Treating pensions as unearned income seems a stretch; although challenging public sector pensions as theft from the tax-payer see endless rage from Daily Mail below the line commentors might find political traction. Not even I am old enough to remember. Almost the definition of unearned income — no risk just wait around. So I think there are softer targets than pensions in payment, although clearly there are games to be played with tax relief going into a pension, out of pension or both.
Hopefully you are right. My relatively modest db pensions are from two providers. I am thinking of taking one as a transfer. Factor I was offered was about Reason for doing that would be inflation worries and mortality risk. Thing is, need a hedge against high inflation to invest in. Yeah, hence my interest here. No point trying to second guess the future as Lars et all rightly say. Personal Assets Trust, property, IL but surely not conventional bonds or funds without discrimination.
So a bit less worry for me and another provider going to the market to buy up IL gilts to hedge their risks. Very noticeable that all the US forum discussions on IL bonds are in complete alignment with the main article here. Only time will tell as this is largely uncharted waters but the best advice we are going to get. I retired at 58 on. DB and am now Because of their low risk, gilt-edged bonds have yields that are well below those offered by more speculative bonds.
Such bonds often serve as the cornerstone of investment portfolios for conservative investors whose top priority is capital preservation. Private sector gilts or guilt-edged securities should not be confused with government bonds. Government bonds can always be purchased by the central bank in a fiat money system, an advantage not available to any corporation.
For example, the ownership of gilts by the U. Corporate gilts in the U. Even the bluest of blue-chip companies can run into difficulties from time to time. During the financial crisis, several prestigious financial institutions saw their credit ratings reduced and bond values plummet. Some of them, such as Lehman Brothers, went bankrupt.

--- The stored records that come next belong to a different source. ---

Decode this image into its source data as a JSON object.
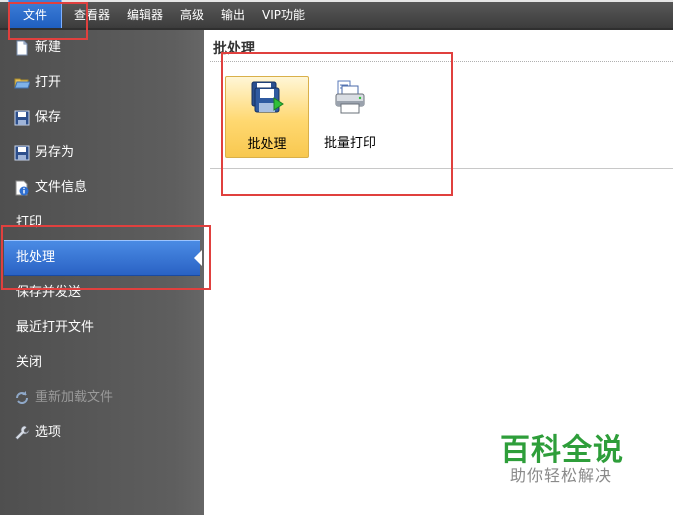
{
  "menubar": {
    "items": [
      "文件",
      "查看器",
      "编辑器",
      "高级",
      "输出",
      "VIP功能"
    ],
    "active_index": 0
  },
  "sidebar": {
    "items": [
      {
        "label": "新建",
        "icon": "new-file-icon"
      },
      {
        "label": "打开",
        "icon": "open-folder-icon"
      },
      {
        "label": "保存",
        "icon": "save-icon"
      },
      {
        "label": "另存为",
        "icon": "save-as-icon"
      },
      {
        "label": "文件信息",
        "icon": "file-info-icon"
      },
      {
        "label": "打印",
        "icon": ""
      },
      {
        "label": "批处理",
        "icon": "",
        "selected": true
      },
      {
        "label": "保存并发送",
        "icon": ""
      },
      {
        "label": "最近打开文件",
        "icon": ""
      },
      {
        "label": "关闭",
        "icon": ""
      },
      {
        "label": "重新加载文件",
        "icon": "reload-icon",
        "disabled": true
      },
      {
        "label": "选项",
        "icon": "wrench-icon"
      }
    ]
  },
  "main": {
    "section_title": "批处理",
    "buttons": [
      {
        "label": "批处理",
        "icon": "batch-process-icon",
        "highlighted": true
      },
      {
        "label": "批量打印",
        "icon": "batch-print-icon"
      }
    ]
  },
  "watermark": {
    "title": "百科全说",
    "subtitle": "助你轻松解决"
  },
  "colors": {
    "sidebar_bg": "#5a5a5a",
    "selection_blue": "#2a62c4",
    "highlight_gold": "#ffd870",
    "annotation_red": "#e0403e",
    "watermark_green": "#2e9e3a"
  }
}
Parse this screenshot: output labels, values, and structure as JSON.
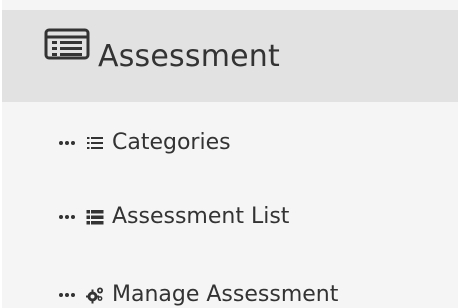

Private investors can buy gilts through the primary market administered by the U. Debt Management Office. They may purchase gilts through the secondary market, which is accessible via stockbrokers and other parties authorized to transact in the buying and selling of these instruments. Finally, it is also possible to purchase gilts through gilt funds. Gilt funds are ETFs or mutual funds that invest primarily in government bonds, usually in the U. Gilt funds may also be found in other commonwealth countries.
Gilt funds usually have the conservative objective of preserving capital. They are a top investment for new investors seeking to earn returns slightly higher than traditional savings accounts. Gilt funds most often invest in several different types of short-term, medium-term, and long-term government securities. Gilt funds are offered by numerous investment managers across the market.
Below are two examples. The iShares Core U. As of September 5, , Treasury investments. The one-year return for the fund was The Henderson U. Gilt Fund invests primarily in U. Janus Henderson manages the fund. Fixed Income. Treasury Bonds. Your Money. Personal Finance.
Your Practice. Popular Courses. Bonds Fixed Income. What Are Gilts? Key Takeaways Government bonds in the U. Compare Accounts. The offers that appear in this table are from partnerships from which Investopedia receives compensation.
Inflation-linked bonds (ILBs) such as TIPS and I-Bonds protect returns from the loss of purchasing power and increase portfolio diversification. If Inflation returns Investors will demand a positive real yield on conventional gilts so the real yield on IL Gilts will almost certainly also. Inflation-linked bonds, or ILBs, are securities designed to help protect investors from inflation. Primarily issued by sovereign governments.